However, excessive panting may be caused by stress. There are emotions attached to this kind of panting. Your dog may be indicating that it is not happy as you are going away, leaving it alone.
Usually, dogs ‘seek’ something through their whining. They may be asking you to take them for a walk when they are whining next to their leash. However, whining sometimes indicates their anxiousness if you are going away, leaving them alone.
Pacing clearly indicates that your dog is under stress. Here, pacing may be the dogs’ reaction to your departure. You can feel their anxiety as you see them pacing when stepping out of the home.
Your dog doesn’t want you to go out. It may start licking your hands to convey that emotion of discomfort when you are moving out. Excessive licking may be among anxious behaviors as you leave your furry friend alone.
Following the owner
Some dogs start following their pet parents as they go out. Your dog may be trying to convey that it wants to accompany you, or it is not comfortable being alone in your absence.
Not settling down in their crate.
Sometimes, as you try to command your dog to settle in its crate, it may resist – as it anticipates you are going out.

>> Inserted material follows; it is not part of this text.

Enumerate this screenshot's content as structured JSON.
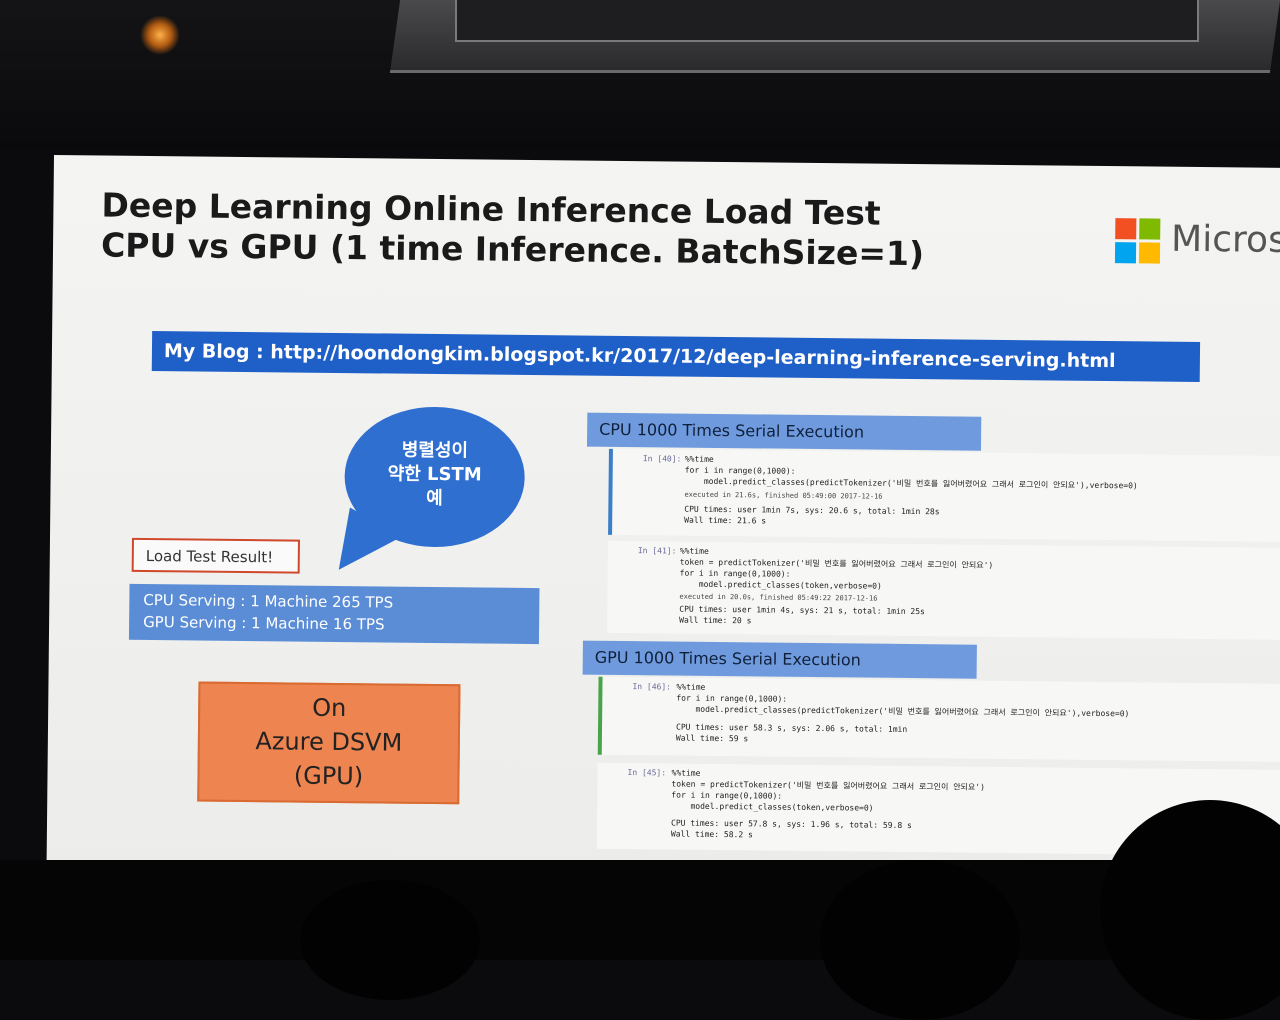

This indication may turn aggressive in some instances. Your dog doesn’t want to let you go.
As your dog grasps that you are going away, it may start barking at you. Its barking expresses your pet’s emotions, indicating it doesn’t want to get trapped alone at home. Dog parents should notice such anxious behaviors early to initiate behavioral training and treatment.
Chewing or biting to an unacceptable extent, such as causing damage to the crate, your cushions, furnishing, etc., is a sign of severe separation anxiety. Eliminating this behavioral change may take time.
Inappropriate urinating or defecating
You might have trained your puppy or dog to use a litter box. Still, if it urinates or defecates outside the litter box, that may be a sign of anxiety. Never punish your dog for such misbehavior. You need to adopt prolonged training to regain your dog’s well-manners.
Attempts to get rid of confinement
As mentioned earlier, dogs don’t settle in their crate if they feel left alone. The desperate behavior may lead to the destruction of their crate or bed. You must consider this change as increased severity of separation anxiety in your dog.
It is advisable to find an animal hospital offering behavioral counseling and training to diagnose and treat this issue at the earliest. It needs some changes to your routine as well as your patience. If untreated, separation anxiety may create adverse behavioral changes in your dogs. Consulting a pet behaviorist at the right time will help you take the necessary measures to reverse the behavior.
The article covers the meaning, primary reasons, and signs of separation anxiety among dogs.
Recognizing the issues at the earliest can help in timely prevention. Whenever you notice any separation anxiety signs in your dog, consult a vet as soon as possible.
With proper dog training techniques and early treatment, you can ensure that your furry friend recovers faster. You can search for veterinary specialties using the popular online vet discovery platform and reach out to a vet of your choice.